What you have to do>
Each line of the material that includes the string "JSON" counts once; report the total and nothing further.

[Input records — start]

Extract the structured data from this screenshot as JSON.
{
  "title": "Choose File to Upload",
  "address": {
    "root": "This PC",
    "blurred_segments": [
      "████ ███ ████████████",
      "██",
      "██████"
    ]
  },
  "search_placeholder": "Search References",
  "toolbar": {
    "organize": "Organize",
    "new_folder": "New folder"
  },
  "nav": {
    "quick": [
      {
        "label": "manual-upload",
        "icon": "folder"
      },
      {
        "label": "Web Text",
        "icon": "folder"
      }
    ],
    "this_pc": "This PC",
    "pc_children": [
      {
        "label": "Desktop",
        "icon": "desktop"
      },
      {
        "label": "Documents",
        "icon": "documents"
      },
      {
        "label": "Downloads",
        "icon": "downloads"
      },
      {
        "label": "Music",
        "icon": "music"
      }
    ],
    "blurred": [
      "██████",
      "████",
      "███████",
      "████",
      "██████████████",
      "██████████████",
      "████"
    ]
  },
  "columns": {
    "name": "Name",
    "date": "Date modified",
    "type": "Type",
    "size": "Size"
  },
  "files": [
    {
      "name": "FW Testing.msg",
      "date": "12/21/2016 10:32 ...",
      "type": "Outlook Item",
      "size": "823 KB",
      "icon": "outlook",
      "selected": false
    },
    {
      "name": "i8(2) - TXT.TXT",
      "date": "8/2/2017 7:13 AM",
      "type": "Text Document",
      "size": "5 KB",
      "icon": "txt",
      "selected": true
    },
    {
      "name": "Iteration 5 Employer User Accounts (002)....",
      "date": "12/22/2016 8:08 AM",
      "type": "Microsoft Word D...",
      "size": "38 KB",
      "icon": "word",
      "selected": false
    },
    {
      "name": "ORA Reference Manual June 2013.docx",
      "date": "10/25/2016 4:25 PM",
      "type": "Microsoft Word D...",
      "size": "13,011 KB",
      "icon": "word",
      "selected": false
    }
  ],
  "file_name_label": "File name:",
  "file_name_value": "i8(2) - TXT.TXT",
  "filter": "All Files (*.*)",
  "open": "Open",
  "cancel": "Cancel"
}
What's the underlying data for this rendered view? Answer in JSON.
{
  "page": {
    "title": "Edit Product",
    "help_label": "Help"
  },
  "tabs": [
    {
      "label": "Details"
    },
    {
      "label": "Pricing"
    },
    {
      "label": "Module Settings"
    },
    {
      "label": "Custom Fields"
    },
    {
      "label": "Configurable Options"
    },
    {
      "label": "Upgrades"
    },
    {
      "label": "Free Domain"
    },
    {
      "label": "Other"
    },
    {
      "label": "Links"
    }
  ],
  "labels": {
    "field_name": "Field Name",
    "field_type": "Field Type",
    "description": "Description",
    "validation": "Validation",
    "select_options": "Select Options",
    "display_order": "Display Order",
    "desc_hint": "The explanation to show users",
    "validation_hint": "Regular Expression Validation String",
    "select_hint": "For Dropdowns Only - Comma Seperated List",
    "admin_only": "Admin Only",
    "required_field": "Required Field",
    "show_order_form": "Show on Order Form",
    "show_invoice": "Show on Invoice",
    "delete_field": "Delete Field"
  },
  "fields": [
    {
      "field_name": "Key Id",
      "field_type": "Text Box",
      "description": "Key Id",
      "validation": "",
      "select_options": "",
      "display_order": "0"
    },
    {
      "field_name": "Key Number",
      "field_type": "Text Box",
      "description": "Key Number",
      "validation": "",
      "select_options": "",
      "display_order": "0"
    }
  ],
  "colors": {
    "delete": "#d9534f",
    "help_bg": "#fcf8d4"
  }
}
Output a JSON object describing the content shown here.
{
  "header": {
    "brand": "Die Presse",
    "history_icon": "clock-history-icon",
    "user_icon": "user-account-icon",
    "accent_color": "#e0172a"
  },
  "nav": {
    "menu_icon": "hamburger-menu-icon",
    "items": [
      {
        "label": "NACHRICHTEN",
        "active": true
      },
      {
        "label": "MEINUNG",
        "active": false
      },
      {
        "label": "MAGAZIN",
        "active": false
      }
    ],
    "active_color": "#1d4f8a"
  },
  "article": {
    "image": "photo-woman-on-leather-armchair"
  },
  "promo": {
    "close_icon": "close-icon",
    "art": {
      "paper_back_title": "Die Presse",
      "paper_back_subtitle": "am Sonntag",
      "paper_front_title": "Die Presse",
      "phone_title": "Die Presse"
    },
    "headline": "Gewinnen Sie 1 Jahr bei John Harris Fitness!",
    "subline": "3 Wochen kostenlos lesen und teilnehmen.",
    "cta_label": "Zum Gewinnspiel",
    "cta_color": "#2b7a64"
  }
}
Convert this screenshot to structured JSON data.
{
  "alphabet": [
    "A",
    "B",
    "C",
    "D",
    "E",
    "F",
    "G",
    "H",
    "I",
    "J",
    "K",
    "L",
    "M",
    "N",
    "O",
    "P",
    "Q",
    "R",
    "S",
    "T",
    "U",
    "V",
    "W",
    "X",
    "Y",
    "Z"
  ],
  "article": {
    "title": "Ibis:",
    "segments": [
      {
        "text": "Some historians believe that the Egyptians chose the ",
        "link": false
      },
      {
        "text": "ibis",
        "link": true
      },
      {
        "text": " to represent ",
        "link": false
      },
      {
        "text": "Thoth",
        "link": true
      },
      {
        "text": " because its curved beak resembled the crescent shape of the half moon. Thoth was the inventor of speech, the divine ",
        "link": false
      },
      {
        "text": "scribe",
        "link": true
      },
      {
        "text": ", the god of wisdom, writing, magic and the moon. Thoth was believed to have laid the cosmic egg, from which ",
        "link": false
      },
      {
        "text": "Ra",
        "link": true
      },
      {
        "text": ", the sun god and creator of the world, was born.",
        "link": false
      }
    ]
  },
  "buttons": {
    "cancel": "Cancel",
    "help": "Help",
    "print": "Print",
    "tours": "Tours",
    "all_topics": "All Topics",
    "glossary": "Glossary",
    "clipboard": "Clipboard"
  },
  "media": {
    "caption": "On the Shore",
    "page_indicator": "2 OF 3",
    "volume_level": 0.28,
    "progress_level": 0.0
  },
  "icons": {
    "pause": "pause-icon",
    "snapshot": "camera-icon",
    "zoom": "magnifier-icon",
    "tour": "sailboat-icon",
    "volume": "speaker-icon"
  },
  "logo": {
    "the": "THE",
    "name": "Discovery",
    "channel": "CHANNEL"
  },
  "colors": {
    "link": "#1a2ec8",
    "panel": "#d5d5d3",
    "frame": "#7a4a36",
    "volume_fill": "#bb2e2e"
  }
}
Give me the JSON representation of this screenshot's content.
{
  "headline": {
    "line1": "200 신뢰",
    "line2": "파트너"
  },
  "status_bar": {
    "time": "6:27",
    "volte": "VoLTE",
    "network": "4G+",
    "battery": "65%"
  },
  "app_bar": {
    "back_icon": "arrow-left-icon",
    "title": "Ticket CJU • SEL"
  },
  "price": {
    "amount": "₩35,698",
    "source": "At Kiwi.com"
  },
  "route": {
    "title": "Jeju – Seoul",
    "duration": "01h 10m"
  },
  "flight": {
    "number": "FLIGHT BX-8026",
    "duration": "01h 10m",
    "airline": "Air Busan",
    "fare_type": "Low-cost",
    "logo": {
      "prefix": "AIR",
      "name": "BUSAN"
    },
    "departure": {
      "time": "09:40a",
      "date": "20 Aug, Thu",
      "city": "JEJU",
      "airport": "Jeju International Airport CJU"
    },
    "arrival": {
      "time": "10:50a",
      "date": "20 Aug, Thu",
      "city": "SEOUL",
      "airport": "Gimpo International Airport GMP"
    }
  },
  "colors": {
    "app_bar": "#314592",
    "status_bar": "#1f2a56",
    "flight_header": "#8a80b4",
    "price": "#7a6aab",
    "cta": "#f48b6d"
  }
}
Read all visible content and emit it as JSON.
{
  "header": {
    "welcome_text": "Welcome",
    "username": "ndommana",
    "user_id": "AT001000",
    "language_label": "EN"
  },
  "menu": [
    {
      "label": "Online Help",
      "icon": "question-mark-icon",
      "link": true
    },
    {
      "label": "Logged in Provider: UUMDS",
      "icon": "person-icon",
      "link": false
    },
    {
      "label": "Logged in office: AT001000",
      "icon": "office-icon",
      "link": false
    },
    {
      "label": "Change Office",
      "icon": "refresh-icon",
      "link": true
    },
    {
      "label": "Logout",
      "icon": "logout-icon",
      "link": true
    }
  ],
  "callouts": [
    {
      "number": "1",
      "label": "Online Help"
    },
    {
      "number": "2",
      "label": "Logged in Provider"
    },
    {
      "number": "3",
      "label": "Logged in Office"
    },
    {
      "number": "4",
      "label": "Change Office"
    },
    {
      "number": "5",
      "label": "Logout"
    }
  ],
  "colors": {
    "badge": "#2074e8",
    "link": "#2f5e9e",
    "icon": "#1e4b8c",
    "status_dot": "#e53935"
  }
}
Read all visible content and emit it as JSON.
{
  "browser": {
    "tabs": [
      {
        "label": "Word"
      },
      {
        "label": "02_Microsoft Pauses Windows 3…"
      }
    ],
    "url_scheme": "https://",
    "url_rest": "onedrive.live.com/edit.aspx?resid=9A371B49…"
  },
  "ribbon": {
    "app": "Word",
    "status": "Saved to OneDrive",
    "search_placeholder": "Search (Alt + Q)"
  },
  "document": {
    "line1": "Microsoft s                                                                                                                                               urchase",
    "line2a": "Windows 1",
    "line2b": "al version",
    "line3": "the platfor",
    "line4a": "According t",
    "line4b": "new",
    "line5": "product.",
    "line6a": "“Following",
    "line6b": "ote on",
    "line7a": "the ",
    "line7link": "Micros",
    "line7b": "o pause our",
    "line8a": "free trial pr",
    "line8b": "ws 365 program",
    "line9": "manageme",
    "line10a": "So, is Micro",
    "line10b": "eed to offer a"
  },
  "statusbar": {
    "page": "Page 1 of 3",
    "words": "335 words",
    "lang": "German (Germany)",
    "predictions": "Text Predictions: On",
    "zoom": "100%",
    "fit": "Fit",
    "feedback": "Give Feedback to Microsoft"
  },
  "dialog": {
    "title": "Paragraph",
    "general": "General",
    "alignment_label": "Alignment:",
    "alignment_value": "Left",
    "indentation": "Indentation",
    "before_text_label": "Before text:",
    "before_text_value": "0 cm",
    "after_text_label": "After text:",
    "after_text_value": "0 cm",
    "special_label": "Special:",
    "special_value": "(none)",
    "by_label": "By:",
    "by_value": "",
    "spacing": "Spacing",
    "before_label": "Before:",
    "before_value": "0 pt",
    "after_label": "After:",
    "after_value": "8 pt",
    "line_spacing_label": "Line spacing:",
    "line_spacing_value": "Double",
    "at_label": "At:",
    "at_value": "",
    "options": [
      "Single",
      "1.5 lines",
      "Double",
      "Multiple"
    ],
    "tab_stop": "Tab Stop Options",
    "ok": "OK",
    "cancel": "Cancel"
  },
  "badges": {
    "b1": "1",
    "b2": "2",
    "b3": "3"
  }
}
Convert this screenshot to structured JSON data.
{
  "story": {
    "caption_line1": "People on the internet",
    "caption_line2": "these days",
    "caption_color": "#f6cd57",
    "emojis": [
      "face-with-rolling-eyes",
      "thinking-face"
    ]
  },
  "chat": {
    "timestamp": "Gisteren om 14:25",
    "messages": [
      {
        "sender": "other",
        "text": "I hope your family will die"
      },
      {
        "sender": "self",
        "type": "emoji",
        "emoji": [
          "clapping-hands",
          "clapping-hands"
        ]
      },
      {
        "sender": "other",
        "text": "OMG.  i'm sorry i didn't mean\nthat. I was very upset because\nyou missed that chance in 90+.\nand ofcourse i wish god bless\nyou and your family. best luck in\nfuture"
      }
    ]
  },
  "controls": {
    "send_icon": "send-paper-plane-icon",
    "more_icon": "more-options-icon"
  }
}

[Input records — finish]

Answer>
8